# Records contained in a dataset:
------------------------------------

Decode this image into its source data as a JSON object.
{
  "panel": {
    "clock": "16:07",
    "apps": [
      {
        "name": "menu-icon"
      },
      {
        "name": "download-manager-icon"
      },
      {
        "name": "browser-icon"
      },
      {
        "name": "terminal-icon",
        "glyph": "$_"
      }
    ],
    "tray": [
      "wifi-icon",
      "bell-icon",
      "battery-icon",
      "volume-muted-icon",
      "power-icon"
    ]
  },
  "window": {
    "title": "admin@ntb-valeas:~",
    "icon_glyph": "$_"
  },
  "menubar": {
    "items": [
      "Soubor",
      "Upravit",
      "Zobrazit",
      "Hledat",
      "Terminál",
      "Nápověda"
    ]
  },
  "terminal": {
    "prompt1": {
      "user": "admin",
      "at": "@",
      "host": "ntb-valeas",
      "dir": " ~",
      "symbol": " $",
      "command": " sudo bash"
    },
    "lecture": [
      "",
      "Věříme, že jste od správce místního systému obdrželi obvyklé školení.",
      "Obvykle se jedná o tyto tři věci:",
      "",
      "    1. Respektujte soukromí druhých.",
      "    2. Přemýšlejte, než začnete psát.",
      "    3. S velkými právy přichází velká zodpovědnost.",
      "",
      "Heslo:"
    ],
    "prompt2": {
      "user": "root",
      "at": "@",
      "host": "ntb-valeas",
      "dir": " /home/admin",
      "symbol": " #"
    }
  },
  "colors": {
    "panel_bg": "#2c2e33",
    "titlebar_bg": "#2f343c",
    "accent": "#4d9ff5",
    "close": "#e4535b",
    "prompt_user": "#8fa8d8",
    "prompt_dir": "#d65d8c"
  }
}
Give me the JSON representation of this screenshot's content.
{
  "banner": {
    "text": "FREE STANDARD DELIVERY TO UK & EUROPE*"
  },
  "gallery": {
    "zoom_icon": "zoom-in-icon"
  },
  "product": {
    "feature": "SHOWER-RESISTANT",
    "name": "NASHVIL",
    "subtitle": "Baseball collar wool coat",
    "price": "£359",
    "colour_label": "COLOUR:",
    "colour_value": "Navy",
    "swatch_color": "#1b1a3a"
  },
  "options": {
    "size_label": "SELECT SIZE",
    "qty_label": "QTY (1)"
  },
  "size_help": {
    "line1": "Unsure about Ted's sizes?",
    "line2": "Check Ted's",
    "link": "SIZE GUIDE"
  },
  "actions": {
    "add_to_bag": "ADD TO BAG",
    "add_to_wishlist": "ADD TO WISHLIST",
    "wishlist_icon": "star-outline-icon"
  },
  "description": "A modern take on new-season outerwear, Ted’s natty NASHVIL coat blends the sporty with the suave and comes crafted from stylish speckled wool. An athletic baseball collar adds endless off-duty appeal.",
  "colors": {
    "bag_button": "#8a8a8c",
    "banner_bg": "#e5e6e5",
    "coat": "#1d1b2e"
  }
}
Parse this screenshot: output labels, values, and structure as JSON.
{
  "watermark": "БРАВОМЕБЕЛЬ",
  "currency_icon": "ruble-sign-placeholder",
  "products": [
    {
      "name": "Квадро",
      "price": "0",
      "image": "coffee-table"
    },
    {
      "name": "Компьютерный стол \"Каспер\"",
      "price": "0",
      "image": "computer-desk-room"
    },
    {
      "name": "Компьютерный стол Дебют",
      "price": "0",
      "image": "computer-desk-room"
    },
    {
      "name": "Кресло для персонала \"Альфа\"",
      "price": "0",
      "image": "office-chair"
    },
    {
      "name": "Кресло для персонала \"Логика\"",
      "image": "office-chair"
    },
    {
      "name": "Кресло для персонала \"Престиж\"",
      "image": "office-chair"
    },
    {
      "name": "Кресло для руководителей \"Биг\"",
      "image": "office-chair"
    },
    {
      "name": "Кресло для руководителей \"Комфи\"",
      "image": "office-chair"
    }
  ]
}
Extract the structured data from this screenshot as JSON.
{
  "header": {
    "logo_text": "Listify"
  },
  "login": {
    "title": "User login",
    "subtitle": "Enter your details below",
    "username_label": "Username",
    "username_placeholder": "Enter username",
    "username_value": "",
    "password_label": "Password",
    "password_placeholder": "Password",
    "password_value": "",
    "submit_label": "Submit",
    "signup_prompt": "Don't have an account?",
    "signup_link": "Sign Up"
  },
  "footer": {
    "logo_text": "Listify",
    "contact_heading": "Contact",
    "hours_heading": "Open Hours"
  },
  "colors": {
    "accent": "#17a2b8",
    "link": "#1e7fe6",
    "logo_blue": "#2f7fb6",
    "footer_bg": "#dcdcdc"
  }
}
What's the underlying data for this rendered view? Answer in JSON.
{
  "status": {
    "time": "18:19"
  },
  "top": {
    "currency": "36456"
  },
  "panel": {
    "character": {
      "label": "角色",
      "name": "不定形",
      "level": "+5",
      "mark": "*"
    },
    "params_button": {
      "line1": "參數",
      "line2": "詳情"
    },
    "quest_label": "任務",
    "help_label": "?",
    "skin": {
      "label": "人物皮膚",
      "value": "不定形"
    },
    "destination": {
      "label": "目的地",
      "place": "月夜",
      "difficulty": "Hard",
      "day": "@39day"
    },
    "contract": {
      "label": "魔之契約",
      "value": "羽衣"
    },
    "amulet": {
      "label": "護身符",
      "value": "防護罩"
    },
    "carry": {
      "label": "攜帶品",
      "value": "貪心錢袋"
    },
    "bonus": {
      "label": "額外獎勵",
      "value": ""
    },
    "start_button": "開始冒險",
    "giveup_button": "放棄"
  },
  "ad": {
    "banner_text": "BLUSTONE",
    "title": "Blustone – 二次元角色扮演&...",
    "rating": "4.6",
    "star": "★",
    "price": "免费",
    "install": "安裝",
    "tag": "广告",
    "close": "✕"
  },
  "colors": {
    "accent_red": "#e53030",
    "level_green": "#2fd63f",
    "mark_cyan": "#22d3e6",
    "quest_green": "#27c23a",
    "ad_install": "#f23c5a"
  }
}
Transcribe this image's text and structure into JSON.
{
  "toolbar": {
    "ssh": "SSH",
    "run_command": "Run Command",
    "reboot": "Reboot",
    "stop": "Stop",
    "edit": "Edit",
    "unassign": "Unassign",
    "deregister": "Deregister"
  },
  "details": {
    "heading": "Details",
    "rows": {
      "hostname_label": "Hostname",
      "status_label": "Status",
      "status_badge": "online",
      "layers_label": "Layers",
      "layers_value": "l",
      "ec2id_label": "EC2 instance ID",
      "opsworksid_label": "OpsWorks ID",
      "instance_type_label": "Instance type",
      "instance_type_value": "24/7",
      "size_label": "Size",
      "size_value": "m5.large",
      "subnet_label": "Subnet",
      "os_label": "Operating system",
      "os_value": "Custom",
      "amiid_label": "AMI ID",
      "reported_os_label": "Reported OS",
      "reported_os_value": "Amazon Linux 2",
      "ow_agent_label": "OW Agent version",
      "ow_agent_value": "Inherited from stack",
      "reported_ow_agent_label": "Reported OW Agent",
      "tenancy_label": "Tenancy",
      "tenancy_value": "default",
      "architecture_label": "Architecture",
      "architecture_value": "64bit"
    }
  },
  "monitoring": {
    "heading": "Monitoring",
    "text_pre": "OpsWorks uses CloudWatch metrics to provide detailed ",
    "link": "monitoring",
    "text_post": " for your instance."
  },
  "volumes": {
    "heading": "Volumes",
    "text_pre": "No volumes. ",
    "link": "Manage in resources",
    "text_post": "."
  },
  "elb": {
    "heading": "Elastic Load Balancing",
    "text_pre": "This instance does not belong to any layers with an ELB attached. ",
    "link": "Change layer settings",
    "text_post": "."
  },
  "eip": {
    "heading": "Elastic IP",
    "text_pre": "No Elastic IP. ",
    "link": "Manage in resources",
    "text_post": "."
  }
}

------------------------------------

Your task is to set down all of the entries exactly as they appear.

# OUTPUT FOR THIS EXERCISE:
Decode this image into its source data as a JSON object.
{
  "panel": {
    "clock": "16:07",
    "apps": [
      {
        "name": "menu-icon"
      },
      {
        "name": "download-manager-icon"
      },
      {
        "name": "browser-icon"
      },
      {
        "name": "terminal-icon",
        "glyph": "$_"
      }
    ],
    "tray": [
      "wifi-icon",
      "bell-icon",
      "battery-icon",
      "volume-muted-icon",
      "power-icon"
    ]
  },
  "window": {
    "title": "admin@ntb-valeas:~",
    "icon_glyph": "$_"
  },
  "menubar": {
    "items": [
      "Soubor",
      "Upravit",
      "Zobrazit",
      "Hledat",
      "Terminál",
      "Nápověda"
    ]
  },
  "terminal": {
    "prompt1": {
      "user": "admin",
      "at": "@",
      "host": "ntb-valeas",
      "dir": " ~",
      "symbol": " $",
      "command": " sudo bash"
    },
    "lecture": [
      "",
      "Věříme, že jste od správce místního systému obdrželi obvyklé školení.",
      "Obvykle se jedná o tyto tři věci:",
      "",
      "    1. Respektujte soukromí druhých.",
      "    2. Přemýšlejte, než začnete psát.",
      "    3. S velkými právy přichází velká zodpovědnost.",
      "",
      "Heslo:"
    ],
    "prompt2": {
      "user": "root",
      "at": "@",
      "host": "ntb-valeas",
      "dir": " /home/admin",
      "symbol": " #"
    }
  },
  "colors": {
    "panel_bg": "#2c2e33",
    "titlebar_bg": "#2f343c",
    "accent": "#4d9ff5",
    "close": "#e4535b",
    "prompt_user": "#8fa8d8",
    "prompt_dir": "#d65d8c"
  }
}
Give me the JSON representation of this screenshot's content.
{
  "banner": {
    "text": "FREE STANDARD DELIVERY TO UK & EUROPE*"
  },
  "gallery": {
    "zoom_icon": "zoom-in-icon"
  },
  "product": {
    "feature": "SHOWER-RESISTANT",
    "name": "NASHVIL",
    "subtitle": "Baseball collar wool coat",
    "price": "£359",
    "colour_label": "COLOUR:",
    "colour_value": "Navy",
    "swatch_color": "#1b1a3a"
  },
  "options": {
    "size_label": "SELECT SIZE",
    "qty_label": "QTY (1)"
  },
  "size_help": {
    "line1": "Unsure about Ted's sizes?",
    "line2": "Check Ted's",
    "link": "SIZE GUIDE"
  },
  "actions": {
    "add_to_bag": "ADD TO BAG",
    "add_to_wishlist": "ADD TO WISHLIST",
    "wishlist_icon": "star-outline-icon"
  },
  "description": "A modern take on new-season outerwear, Ted’s natty NASHVIL coat blends the sporty with the suave and comes crafted from stylish speckled wool. An athletic baseball collar adds endless off-duty appeal.",
  "colors": {
    "bag_button": "#8a8a8c",
    "banner_bg": "#e5e6e5",
    "coat": "#1d1b2e"
  }
}
Parse this screenshot: output labels, values, and structure as JSON.
{
  "watermark": "БРАВОМЕБЕЛЬ",
  "currency_icon": "ruble-sign-placeholder",
  "products": [
    {
      "name": "Квадро",
      "price": "0",
      "image": "coffee-table"
    },
    {
      "name": "Компьютерный стол \"Каспер\"",
      "price": "0",
      "image": "computer-desk-room"
    },
    {
      "name": "Компьютерный стол Дебют",
      "price": "0",
      "image": "computer-desk-room"
    },
    {
      "name": "Кресло для персонала \"Альфа\"",
      "price": "0",
      "image": "office-chair"
    },
    {
      "name": "Кресло для персонала \"Логика\"",
      "image": "office-chair"
    },
    {
      "name": "Кресло для персонала \"Престиж\"",
      "image": "office-chair"
    },
    {
      "name": "Кресло для руководителей \"Биг\"",
      "image": "office-chair"
    },
    {
      "name": "Кресло для руководителей \"Комфи\"",
      "image": "office-chair"
    }
  ]
}
Extract the structured data from this screenshot as JSON.
{
  "header": {
    "logo_text": "Listify"
  },
  "login": {
    "title": "User login",
    "subtitle": "Enter your details below",
    "username_label": "Username",
    "username_placeholder": "Enter username",
    "username_value": "",
    "password_label": "Password",
    "password_placeholder": "Password",
    "password_value": "",
    "submit_label": "Submit",
    "signup_prompt": "Don't have an account?",
    "signup_link": "Sign Up"
  },
  "footer": {
    "logo_text": "Listify",
    "contact_heading": "Contact",
    "hours_heading": "Open Hours"
  },
  "colors": {
    "accent": "#17a2b8",
    "link": "#1e7fe6",
    "logo_blue": "#2f7fb6",
    "footer_bg": "#dcdcdc"
  }
}
What's the underlying data for this rendered view? Answer in JSON.
{
  "status": {
    "time": "18:19"
  },
  "top": {
    "currency": "36456"
  },
  "panel": {
    "character": {
      "label": "角色",
      "name": "不定形",
      "level": "+5",
      "mark": "*"
    },
    "params_button": {
      "line1": "參數",
      "line2": "詳情"
    },
    "quest_label": "任務",
    "help_label": "?",
    "skin": {
      "label": "人物皮膚",
      "value": "不定形"
    },
    "destination": {
      "label": "目的地",
      "place": "月夜",
      "difficulty": "Hard",
      "day": "@39day"
    },
    "contract": {
      "label": "魔之契約",
      "value": "羽衣"
    },
    "amulet": {
      "label": "護身符",
      "value": "防護罩"
    },
    "carry": {
      "label": "攜帶品",
      "value": "貪心錢袋"
    },
    "bonus": {
      "label": "額外獎勵",
      "value": ""
    },
    "start_button": "開始冒險",
    "giveup_button": "放棄"
  },
  "ad": {
    "banner_text": "BLUSTONE",
    "title": "Blustone – 二次元角色扮演&...",
    "rating": "4.6",
    "star": "★",
    "price": "免费",
    "install": "安裝",
    "tag": "广告",
    "close": "✕"
  },
  "colors": {
    "accent_red": "#e53030",
    "level_green": "#2fd63f",
    "mark_cyan": "#22d3e6",
    "quest_green": "#27c23a",
    "ad_install": "#f23c5a"
  }
}
Transcribe this image's text and structure into JSON.
{
  "toolbar": {
    "ssh": "SSH",
    "run_command": "Run Command",
    "reboot": "Reboot",
    "stop": "Stop",
    "edit": "Edit",
    "unassign": "Unassign",
    "deregister": "Deregister"
  },
  "details": {
    "heading": "Details",
    "rows": {
      "hostname_label": "Hostname",
      "status_label": "Status",
      "status_badge": "online",
      "layers_label": "Layers",
      "layers_value": "l",
      "ec2id_label": "EC2 instance ID",
      "opsworksid_label": "OpsWorks ID",
      "instance_type_label": "Instance type",
      "instance_type_value": "24/7",
      "size_label": "Size",
      "size_value": "m5.large",
      "subnet_label": "Subnet",
      "os_label": "Operating system",
      "os_value": "Custom",
      "amiid_label": "AMI ID",
      "reported_os_label": "Reported OS",
      "reported_os_value": "Amazon Linux 2",
      "ow_agent_label": "OW Agent version",
      "ow_agent_value": "Inherited from stack",
      "reported_ow_agent_label": "Reported OW Agent",
      "tenancy_label": "Tenancy",
      "tenancy_value": "default",
      "architecture_label": "Architecture",
      "architecture_value": "64bit"
    }
  },
  "monitoring": {
    "heading": "Monitoring",
    "text_pre": "OpsWorks uses CloudWatch metrics to provide detailed ",
    "link": "monitoring",
    "text_post": " for your instance."
  },
  "volumes": {
    "heading": "Volumes",
    "text_pre": "No volumes. ",
    "link": "Manage in resources",
    "text_post": "."
  },
  "elb": {
    "heading": "Elastic Load Balancing",
    "text_pre": "This instance does not belong to any layers with an ELB attached. ",
    "link": "Change layer settings",
    "text_post": "."
  },
  "eip": {
    "heading": "Elastic IP",
    "text_pre": "No Elastic IP. ",
    "link": "Manage in resources",
    "text_post": "."
  }
}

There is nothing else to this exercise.